#### Try it:
Number of lines below with the word "JSON": state it and write nothing more.

Dataset rows describing interfaces
↓

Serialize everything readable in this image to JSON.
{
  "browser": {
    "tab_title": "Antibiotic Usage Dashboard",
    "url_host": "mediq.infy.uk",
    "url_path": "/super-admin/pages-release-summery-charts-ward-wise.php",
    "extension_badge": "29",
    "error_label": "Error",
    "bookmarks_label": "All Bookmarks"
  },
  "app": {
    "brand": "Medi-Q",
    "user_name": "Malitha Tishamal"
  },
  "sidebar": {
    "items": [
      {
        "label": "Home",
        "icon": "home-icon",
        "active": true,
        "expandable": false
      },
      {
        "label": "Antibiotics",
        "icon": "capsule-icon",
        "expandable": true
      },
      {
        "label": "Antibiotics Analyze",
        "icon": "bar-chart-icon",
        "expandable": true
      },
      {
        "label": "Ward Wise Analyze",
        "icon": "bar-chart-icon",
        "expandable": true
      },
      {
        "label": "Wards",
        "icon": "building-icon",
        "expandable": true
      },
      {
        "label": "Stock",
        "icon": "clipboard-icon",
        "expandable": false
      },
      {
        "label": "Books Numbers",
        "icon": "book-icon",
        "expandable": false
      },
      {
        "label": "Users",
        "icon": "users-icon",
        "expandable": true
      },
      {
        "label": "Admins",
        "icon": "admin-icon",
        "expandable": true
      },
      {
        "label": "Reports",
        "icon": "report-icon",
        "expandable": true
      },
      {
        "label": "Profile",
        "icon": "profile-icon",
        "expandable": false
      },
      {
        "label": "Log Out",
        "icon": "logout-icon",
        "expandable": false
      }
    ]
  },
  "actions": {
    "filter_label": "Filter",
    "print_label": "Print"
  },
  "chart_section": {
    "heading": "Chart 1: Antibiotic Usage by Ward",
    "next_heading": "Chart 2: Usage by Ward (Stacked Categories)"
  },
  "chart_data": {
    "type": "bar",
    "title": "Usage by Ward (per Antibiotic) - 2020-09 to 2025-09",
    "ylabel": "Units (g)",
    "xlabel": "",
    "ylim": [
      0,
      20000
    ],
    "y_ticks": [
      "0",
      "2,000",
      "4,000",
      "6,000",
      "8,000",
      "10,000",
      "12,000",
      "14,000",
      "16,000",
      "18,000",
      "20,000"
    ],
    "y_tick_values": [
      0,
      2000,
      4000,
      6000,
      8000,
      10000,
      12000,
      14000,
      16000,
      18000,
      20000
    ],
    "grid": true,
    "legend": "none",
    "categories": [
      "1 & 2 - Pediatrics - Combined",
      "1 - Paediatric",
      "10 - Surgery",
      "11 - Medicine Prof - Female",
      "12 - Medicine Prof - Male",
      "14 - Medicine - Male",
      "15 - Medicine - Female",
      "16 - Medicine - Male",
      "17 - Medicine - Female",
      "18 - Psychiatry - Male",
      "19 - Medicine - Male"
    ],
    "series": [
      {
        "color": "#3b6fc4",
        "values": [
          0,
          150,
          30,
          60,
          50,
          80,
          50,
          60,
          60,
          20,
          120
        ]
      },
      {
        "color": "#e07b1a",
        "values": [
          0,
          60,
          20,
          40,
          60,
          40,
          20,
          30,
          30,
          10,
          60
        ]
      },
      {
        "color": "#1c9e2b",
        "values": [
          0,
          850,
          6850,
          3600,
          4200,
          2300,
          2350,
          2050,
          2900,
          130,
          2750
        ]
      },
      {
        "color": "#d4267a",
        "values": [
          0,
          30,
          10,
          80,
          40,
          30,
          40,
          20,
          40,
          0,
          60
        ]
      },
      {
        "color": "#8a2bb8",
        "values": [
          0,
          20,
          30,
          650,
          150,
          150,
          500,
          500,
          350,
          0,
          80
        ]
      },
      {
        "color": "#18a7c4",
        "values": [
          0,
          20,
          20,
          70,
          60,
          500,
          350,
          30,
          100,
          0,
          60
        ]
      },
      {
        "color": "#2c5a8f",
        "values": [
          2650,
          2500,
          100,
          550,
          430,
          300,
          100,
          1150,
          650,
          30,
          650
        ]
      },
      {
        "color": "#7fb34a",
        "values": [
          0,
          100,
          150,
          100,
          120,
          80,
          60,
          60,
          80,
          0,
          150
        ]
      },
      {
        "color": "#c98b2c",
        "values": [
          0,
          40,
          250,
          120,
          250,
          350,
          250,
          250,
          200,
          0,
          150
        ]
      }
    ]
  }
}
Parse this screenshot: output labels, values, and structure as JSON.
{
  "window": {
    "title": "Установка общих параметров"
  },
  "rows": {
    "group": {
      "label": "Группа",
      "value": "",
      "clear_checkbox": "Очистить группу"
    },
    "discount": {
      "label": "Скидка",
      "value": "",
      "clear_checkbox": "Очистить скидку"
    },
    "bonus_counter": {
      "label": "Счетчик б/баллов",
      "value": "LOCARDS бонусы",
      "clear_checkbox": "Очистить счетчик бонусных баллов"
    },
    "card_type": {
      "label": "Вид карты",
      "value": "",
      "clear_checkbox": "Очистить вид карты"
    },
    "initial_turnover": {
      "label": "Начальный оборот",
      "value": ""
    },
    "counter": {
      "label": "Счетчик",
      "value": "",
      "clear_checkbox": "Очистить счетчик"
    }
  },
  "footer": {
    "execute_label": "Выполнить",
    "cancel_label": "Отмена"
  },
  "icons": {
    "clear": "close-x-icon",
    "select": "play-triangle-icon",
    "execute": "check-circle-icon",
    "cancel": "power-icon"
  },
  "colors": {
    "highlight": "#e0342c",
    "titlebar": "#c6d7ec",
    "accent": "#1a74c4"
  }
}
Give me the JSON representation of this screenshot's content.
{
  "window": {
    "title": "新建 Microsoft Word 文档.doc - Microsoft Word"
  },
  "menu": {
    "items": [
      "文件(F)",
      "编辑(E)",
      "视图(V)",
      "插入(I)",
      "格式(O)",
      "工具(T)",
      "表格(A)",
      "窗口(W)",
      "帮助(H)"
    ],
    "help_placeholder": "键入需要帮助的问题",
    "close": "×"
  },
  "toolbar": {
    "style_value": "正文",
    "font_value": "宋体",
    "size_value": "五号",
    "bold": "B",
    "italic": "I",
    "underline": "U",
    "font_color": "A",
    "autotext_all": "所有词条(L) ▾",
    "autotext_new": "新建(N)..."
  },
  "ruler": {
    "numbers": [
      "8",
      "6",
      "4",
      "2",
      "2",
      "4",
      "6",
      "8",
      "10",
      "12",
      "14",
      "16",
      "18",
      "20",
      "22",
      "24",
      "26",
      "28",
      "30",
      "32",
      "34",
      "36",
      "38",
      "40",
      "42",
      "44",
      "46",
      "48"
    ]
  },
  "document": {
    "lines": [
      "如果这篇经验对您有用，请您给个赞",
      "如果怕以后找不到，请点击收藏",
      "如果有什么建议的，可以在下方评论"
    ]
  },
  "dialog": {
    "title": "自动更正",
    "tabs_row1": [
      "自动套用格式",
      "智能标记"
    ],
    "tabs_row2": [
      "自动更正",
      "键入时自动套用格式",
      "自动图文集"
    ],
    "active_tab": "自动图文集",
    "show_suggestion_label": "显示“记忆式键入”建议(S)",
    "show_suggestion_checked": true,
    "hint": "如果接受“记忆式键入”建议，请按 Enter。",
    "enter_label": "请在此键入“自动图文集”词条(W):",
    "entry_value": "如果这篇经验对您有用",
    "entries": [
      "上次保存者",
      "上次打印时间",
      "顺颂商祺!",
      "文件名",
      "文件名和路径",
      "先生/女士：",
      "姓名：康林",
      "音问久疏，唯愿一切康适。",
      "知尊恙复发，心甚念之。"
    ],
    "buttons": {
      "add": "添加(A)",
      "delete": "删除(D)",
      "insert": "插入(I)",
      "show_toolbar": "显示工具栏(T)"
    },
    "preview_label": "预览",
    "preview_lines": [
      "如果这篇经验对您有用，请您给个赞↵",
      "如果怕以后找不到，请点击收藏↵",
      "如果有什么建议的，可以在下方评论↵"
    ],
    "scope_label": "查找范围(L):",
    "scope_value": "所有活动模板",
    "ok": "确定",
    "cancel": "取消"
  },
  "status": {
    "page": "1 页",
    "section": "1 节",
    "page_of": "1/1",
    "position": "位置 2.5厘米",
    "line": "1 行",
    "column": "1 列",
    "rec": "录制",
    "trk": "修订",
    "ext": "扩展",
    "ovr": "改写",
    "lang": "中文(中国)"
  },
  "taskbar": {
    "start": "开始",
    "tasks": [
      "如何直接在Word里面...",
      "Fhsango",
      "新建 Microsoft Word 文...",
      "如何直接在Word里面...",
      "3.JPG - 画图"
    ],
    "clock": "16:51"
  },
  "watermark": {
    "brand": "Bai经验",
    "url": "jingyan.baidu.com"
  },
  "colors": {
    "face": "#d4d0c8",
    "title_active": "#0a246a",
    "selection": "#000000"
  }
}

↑

#### Task response:
3